• Activity
From the first line to the last, repeat the data exactly but leave out the pictures.

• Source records
•••
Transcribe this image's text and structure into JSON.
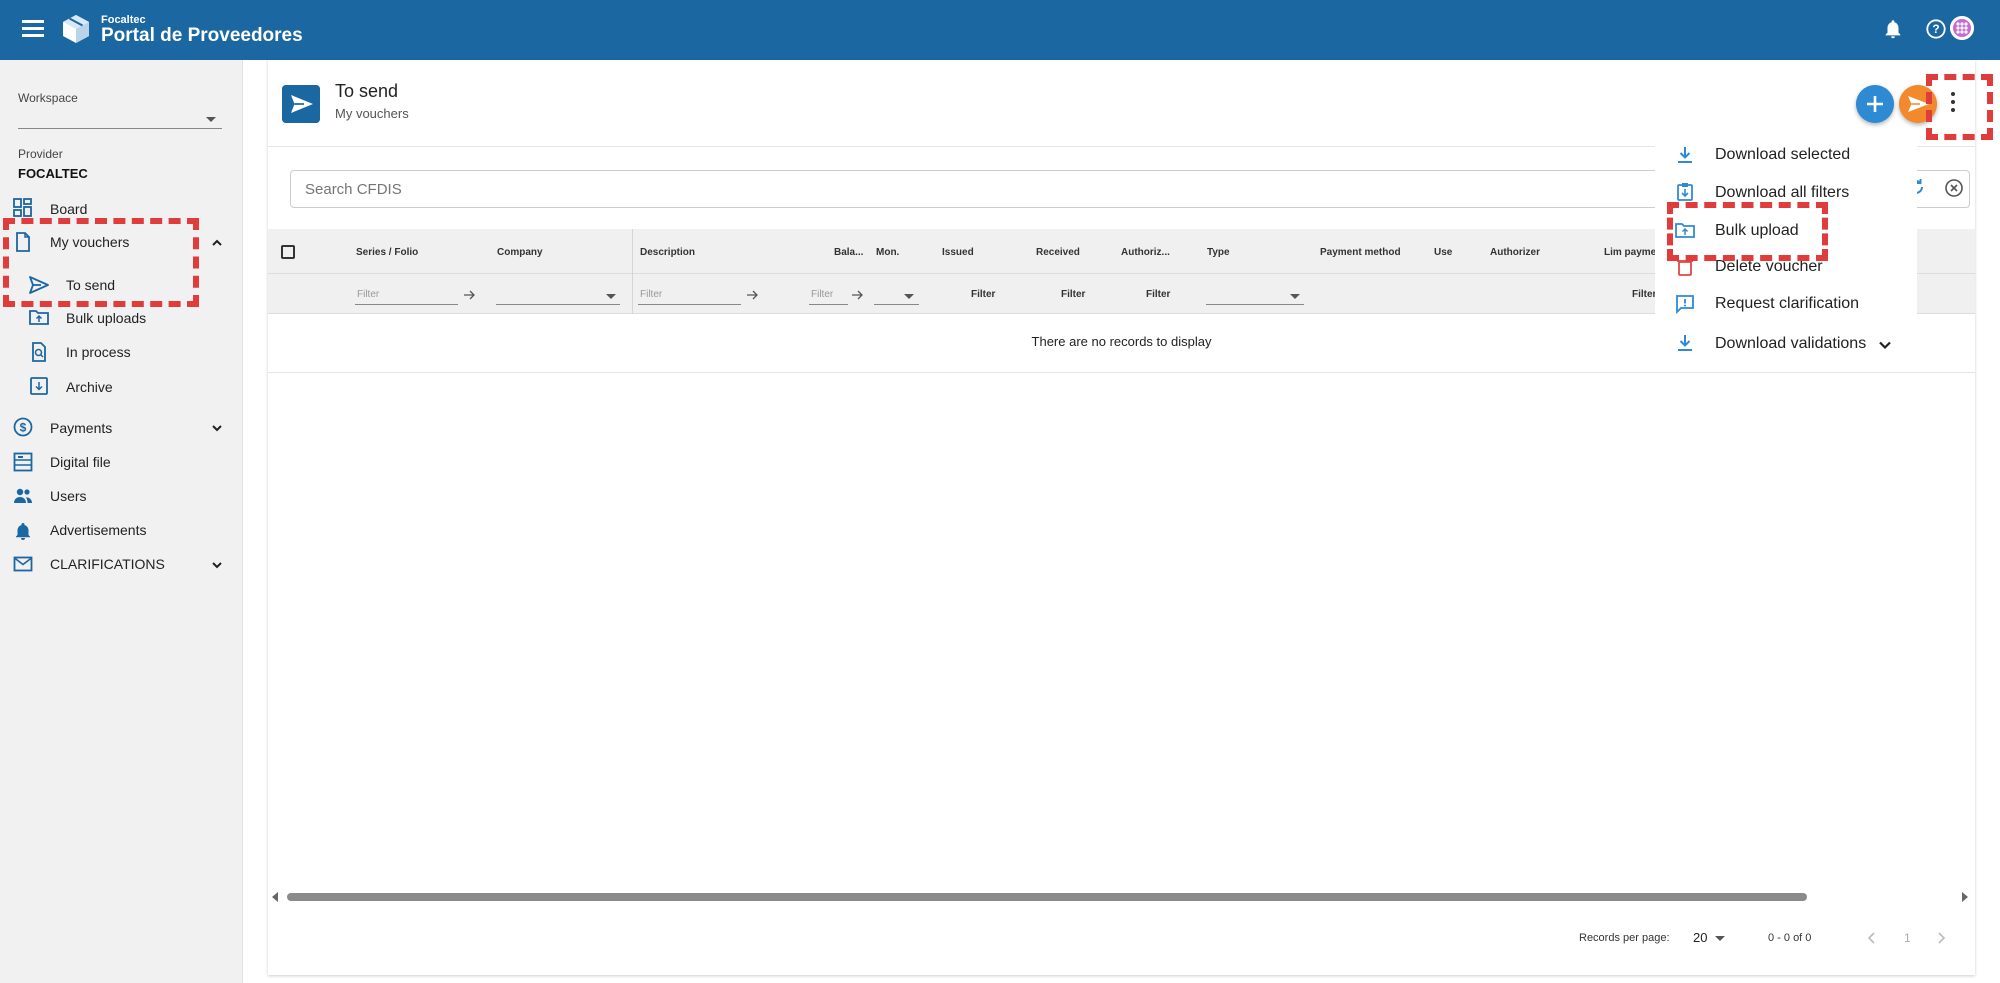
{
  "header": {
    "brand_small": "Focaltec",
    "brand_name": "Portal de Proveedores",
    "colors": {
      "primary": "#1b67a2",
      "accent": "#f28a2d",
      "highlight": "#e03c3c"
    }
  },
  "sidebar": {
    "workspace_label": "Workspace",
    "workspace_value": "",
    "provider_label": "Provider",
    "provider_value": "FOCALTEC",
    "items": [
      {
        "label": "Board",
        "icon": "dashboard-icon"
      },
      {
        "label": "My vouchers",
        "icon": "document-icon",
        "expanded": true
      },
      {
        "label": "To send",
        "icon": "send-icon",
        "selected": true
      },
      {
        "label": "Bulk uploads",
        "icon": "folder-upload-icon"
      },
      {
        "label": "In process",
        "icon": "document-search-icon"
      },
      {
        "label": "Archive",
        "icon": "archive-icon"
      },
      {
        "label": "Payments",
        "icon": "dollar-icon"
      },
      {
        "label": "Digital file",
        "icon": "digital-file-icon"
      },
      {
        "label": "Users",
        "icon": "users-icon"
      },
      {
        "label": "Advertisements",
        "icon": "bell-icon"
      },
      {
        "label": "CLARIFICATIONS",
        "icon": "mail-icon"
      }
    ]
  },
  "page": {
    "title": "To send",
    "subtitle": "My vouchers"
  },
  "search": {
    "placeholder": "Search CFDIS"
  },
  "table": {
    "columns": [
      "Series / Folio",
      "Company",
      "Description",
      "Bala...",
      "Mon.",
      "Issued",
      "Received",
      "Authoriz...",
      "Type",
      "Payment method",
      "Use",
      "Authorizer",
      "Lim paymen"
    ],
    "filter_placeholder": "Filter",
    "filter_button": "Filter",
    "empty_message": "There are no records to display"
  },
  "pagination": {
    "records_per_page_label": "Records per page:",
    "records_per_page": "20",
    "range": "0 - 0 of 0",
    "page": "1"
  },
  "menu": {
    "items": [
      {
        "label": "Download selected",
        "icon": "download-icon"
      },
      {
        "label": "Download all filters",
        "icon": "download-filter-icon"
      },
      {
        "label": "Bulk upload",
        "icon": "folder-upload-icon"
      },
      {
        "label": "Delete voucher",
        "icon": "trash-icon"
      },
      {
        "label": "Request clarification",
        "icon": "chat-alert-icon"
      },
      {
        "label": "Download validations",
        "icon": "download-icon"
      }
    ]
  }
}
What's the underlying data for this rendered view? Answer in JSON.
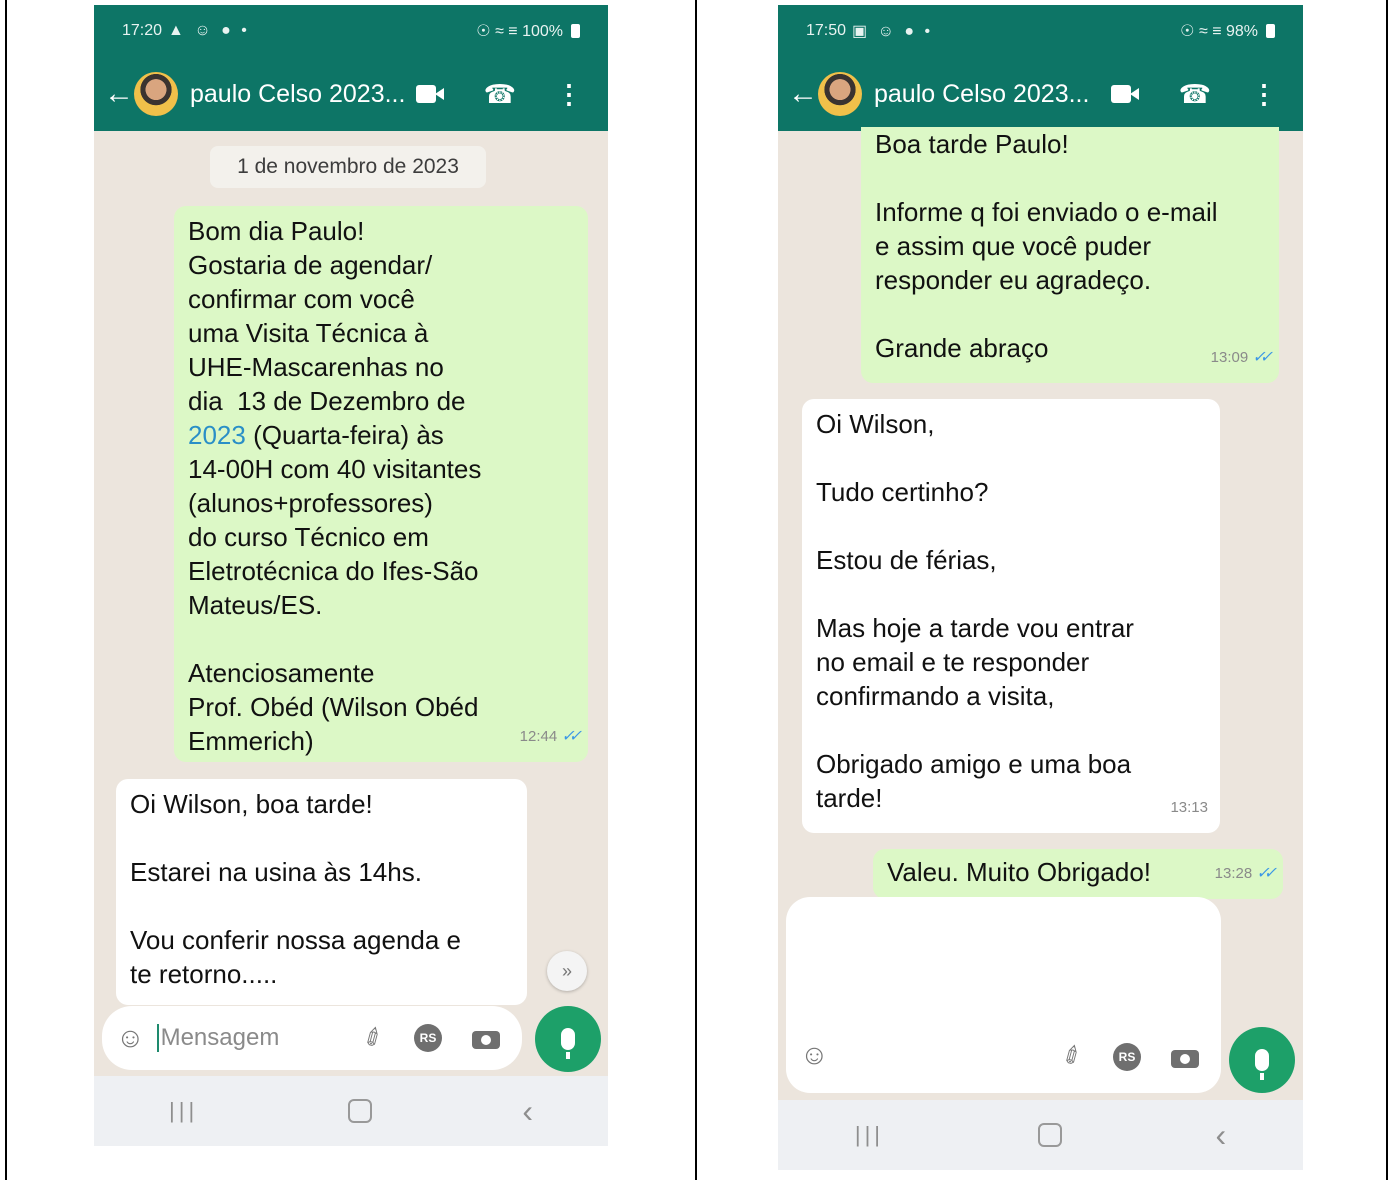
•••
• Response area
Transcribe this image's text and structure into JSON.
{
  "header": {
    "brand_small": "Focaltec",
    "brand_name": "Portal de Proveedores",
    "colors": {
      "primary": "#1b67a2",
      "accent": "#f28a2d",
      "highlight": "#e03c3c"
    }
  },
  "sidebar": {
    "workspace_label": "Workspace",
    "workspace_value": "",
    "provider_label": "Provider",
    "provider_value": "FOCALTEC",
    "items": [
      {
        "label": "Board",
        "icon": "dashboard-icon"
      },
      {
        "label": "My vouchers",
        "icon": "document-icon",
        "expanded": true
      },
      {
        "label": "To send",
        "icon": "send-icon",
        "selected": true
      },
      {
        "label": "Bulk uploads",
        "icon": "folder-upload-icon"
      },
      {
        "label": "In process",
        "icon": "document-search-icon"
      },
      {
        "label": "Archive",
        "icon": "archive-icon"
      },
      {
        "label": "Payments",
        "icon": "dollar-icon"
      },
      {
        "label": "Digital file",
        "icon": "digital-file-icon"
      },
      {
        "label": "Users",
        "icon": "users-icon"
      },
      {
        "label": "Advertisements",
        "icon": "bell-icon"
      },
      {
        "label": "CLARIFICATIONS",
        "icon": "mail-icon"
      }
    ]
  },
  "page": {
    "title": "To send",
    "subtitle": "My vouchers"
  },
  "search": {
    "placeholder": "Search CFDIS"
  },
  "table": {
    "columns": [
      "Series / Folio",
      "Company",
      "Description",
      "Bala...",
      "Mon.",
      "Issued",
      "Received",
      "Authoriz...",
      "Type",
      "Payment method",
      "Use",
      "Authorizer",
      "Lim paymen"
    ],
    "filter_placeholder": "Filter",
    "filter_button": "Filter",
    "empty_message": "There are no records to display"
  },
  "pagination": {
    "records_per_page_label": "Records per page:",
    "records_per_page": "20",
    "range": "0 - 0 of 0",
    "page": "1"
  },
  "menu": {
    "items": [
      {
        "label": "Download selected",
        "icon": "download-icon"
      },
      {
        "label": "Download all filters",
        "icon": "download-filter-icon"
      },
      {
        "label": "Bulk upload",
        "icon": "folder-upload-icon"
      },
      {
        "label": "Delete voucher",
        "icon": "trash-icon"
      },
      {
        "label": "Request clarification",
        "icon": "chat-alert-icon"
      },
      {
        "label": "Download validations",
        "icon": "download-icon"
      }
    ]
  }
}
What's the underlying data for this rendered view? Answer in JSON.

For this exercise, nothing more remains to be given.